Items from a data source

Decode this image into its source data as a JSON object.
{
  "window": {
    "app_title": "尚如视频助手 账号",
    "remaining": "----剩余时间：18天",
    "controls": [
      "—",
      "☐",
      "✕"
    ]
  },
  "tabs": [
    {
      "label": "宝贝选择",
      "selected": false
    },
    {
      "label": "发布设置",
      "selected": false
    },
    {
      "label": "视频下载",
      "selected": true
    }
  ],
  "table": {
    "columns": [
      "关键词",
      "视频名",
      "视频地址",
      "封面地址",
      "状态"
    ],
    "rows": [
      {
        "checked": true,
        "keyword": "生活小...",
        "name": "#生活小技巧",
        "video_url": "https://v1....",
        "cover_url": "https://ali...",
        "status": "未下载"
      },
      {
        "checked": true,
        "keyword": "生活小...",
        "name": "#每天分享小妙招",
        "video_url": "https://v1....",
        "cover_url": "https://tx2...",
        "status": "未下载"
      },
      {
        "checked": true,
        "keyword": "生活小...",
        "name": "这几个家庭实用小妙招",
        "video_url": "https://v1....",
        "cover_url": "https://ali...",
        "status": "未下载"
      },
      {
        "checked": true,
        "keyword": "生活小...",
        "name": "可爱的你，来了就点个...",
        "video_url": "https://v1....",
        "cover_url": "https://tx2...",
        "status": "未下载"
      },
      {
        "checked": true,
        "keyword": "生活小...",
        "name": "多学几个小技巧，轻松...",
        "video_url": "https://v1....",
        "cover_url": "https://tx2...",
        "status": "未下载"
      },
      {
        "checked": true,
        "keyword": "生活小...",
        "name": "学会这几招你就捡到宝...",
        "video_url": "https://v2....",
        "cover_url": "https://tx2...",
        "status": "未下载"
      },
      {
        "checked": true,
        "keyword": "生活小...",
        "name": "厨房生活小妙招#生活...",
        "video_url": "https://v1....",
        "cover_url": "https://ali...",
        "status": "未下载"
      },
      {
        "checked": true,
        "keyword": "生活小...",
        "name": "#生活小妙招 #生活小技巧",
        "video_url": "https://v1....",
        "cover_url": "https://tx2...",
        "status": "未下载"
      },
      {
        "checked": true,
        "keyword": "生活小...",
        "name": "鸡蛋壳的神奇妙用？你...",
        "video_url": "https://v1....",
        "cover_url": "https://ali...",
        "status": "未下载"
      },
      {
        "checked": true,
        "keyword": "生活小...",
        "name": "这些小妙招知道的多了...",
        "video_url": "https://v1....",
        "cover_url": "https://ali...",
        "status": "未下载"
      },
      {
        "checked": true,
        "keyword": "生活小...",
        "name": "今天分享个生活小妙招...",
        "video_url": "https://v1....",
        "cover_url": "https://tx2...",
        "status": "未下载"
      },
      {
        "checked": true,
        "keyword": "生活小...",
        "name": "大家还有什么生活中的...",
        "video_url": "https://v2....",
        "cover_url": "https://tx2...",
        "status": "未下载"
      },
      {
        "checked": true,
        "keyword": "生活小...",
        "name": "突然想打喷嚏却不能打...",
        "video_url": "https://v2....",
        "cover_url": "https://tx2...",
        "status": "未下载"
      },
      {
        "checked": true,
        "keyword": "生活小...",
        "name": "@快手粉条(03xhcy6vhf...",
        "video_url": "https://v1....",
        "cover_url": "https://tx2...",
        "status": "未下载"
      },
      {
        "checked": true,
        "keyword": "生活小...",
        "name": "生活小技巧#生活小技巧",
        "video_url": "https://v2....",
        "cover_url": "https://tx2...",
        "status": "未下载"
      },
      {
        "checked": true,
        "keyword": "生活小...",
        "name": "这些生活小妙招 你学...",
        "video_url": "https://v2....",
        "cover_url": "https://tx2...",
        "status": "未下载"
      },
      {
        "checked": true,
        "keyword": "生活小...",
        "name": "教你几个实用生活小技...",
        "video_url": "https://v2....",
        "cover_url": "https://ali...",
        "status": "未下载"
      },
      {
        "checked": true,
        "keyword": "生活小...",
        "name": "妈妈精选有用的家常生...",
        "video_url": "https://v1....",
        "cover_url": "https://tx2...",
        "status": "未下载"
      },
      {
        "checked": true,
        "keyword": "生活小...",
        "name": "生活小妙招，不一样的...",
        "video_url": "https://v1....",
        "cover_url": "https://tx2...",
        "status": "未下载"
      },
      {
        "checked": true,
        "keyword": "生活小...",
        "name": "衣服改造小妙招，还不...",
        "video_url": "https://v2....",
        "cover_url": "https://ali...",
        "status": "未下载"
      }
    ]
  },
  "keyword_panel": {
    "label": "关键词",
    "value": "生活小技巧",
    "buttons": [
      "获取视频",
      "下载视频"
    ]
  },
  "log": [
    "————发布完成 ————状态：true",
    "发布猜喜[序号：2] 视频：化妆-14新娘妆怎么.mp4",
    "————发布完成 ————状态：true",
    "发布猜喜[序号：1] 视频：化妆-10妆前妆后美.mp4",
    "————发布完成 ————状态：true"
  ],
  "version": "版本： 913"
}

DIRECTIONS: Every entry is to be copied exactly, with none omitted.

WRITTEN RESPONSE:
Decode this image into its source data as a JSON object.
{
  "window": {
    "app_title": "尚如视频助手 账号",
    "remaining": "----剩余时间：18天",
    "controls": [
      "—",
      "☐",
      "✕"
    ]
  },
  "tabs": [
    {
      "label": "宝贝选择",
      "selected": false
    },
    {
      "label": "发布设置",
      "selected": false
    },
    {
      "label": "视频下载",
      "selected": true
    }
  ],
  "table": {
    "columns": [
      "关键词",
      "视频名",
      "视频地址",
      "封面地址",
      "状态"
    ],
    "rows": [
      {
        "checked": true,
        "keyword": "生活小...",
        "name": "#生活小技巧",
        "video_url": "https://v1....",
        "cover_url": "https://ali...",
        "status": "未下载"
      },
      {
        "checked": true,
        "keyword": "生活小...",
        "name": "#每天分享小妙招",
        "video_url": "https://v1....",
        "cover_url": "https://tx2...",
        "status": "未下载"
      },
      {
        "checked": true,
        "keyword": "生活小...",
        "name": "这几个家庭实用小妙招",
        "video_url": "https://v1....",
        "cover_url": "https://ali...",
        "status": "未下载"
      },
      {
        "checked": true,
        "keyword": "生活小...",
        "name": "可爱的你，来了就点个...",
        "video_url": "https://v1....",
        "cover_url": "https://tx2...",
        "status": "未下载"
      },
      {
        "checked": true,
        "keyword": "生活小...",
        "name": "多学几个小技巧，轻松...",
        "video_url": "https://v1....",
        "cover_url": "https://tx2...",
        "status": "未下载"
      },
      {
        "checked": true,
        "keyword": "生活小...",
        "name": "学会这几招你就捡到宝...",
        "video_url": "https://v2....",
        "cover_url": "https://tx2...",
        "status": "未下载"
      },
      {
        "checked": true,
        "keyword": "生活小...",
        "name": "厨房生活小妙招#生活...",
        "video_url": "https://v1....",
        "cover_url": "https://ali...",
        "status": "未下载"
      },
      {
        "checked": true,
        "keyword": "生活小...",
        "name": "#生活小妙招 #生活小技巧",
        "video_url": "https://v1....",
        "cover_url": "https://tx2...",
        "status": "未下载"
      },
      {
        "checked": true,
        "keyword": "生活小...",
        "name": "鸡蛋壳的神奇妙用？你...",
        "video_url": "https://v1....",
        "cover_url": "https://ali...",
        "status": "未下载"
      },
      {
        "checked": true,
        "keyword": "生活小...",
        "name": "这些小妙招知道的多了...",
        "video_url": "https://v1....",
        "cover_url": "https://ali...",
        "status": "未下载"
      },
      {
        "checked": true,
        "keyword": "生活小...",
        "name": "今天分享个生活小妙招...",
        "video_url": "https://v1....",
        "cover_url": "https://tx2...",
        "status": "未下载"
      },
      {
        "checked": true,
        "keyword": "生活小...",
        "name": "大家还有什么生活中的...",
        "video_url": "https://v2....",
        "cover_url": "https://tx2...",
        "status": "未下载"
      },
      {
        "checked": true,
        "keyword": "生活小...",
        "name": "突然想打喷嚏却不能打...",
        "video_url": "https://v2....",
        "cover_url": "https://tx2...",
        "status": "未下载"
      },
      {
        "checked": true,
        "keyword": "生活小...",
        "name": "@快手粉条(03xhcy6vhf...",
        "video_url": "https://v1....",
        "cover_url": "https://tx2...",
        "status": "未下载"
      },
      {
        "checked": true,
        "keyword": "生活小...",
        "name": "生活小技巧#生活小技巧",
        "video_url": "https://v2....",
        "cover_url": "https://tx2...",
        "status": "未下载"
      },
      {
        "checked": true,
        "keyword": "生活小...",
        "name": "这些生活小妙招 你学...",
        "video_url": "https://v2....",
        "cover_url": "https://tx2...",
        "status": "未下载"
      },
      {
        "checked": true,
        "keyword": "生活小...",
        "name": "教你几个实用生活小技...",
        "video_url": "https://v2....",
        "cover_url": "https://ali...",
        "status": "未下载"
      },
      {
        "checked": true,
        "keyword": "生活小...",
        "name": "妈妈精选有用的家常生...",
        "video_url": "https://v1....",
        "cover_url": "https://tx2...",
        "status": "未下载"
      },
      {
        "checked": true,
        "keyword": "生活小...",
        "name": "生活小妙招，不一样的...",
        "video_url": "https://v1....",
        "cover_url": "https://tx2...",
        "status": "未下载"
      },
      {
        "checked": true,
        "keyword": "生活小...",
        "name": "衣服改造小妙招，还不...",
        "video_url": "https://v2....",
        "cover_url": "https://ali...",
        "status": "未下载"
      }
    ]
  },
  "keyword_panel": {
    "label": "关键词",
    "value": "生活小技巧",
    "buttons": [
      "获取视频",
      "下载视频"
    ]
  },
  "log": [
    "————发布完成 ————状态：true",
    "发布猜喜[序号：2] 视频：化妆-14新娘妆怎么.mp4",
    "————发布完成 ————状态：true",
    "发布猜喜[序号：1] 视频：化妆-10妆前妆后美.mp4",
    "————发布完成 ————状态：true"
  ],
  "version": "版本： 913"
}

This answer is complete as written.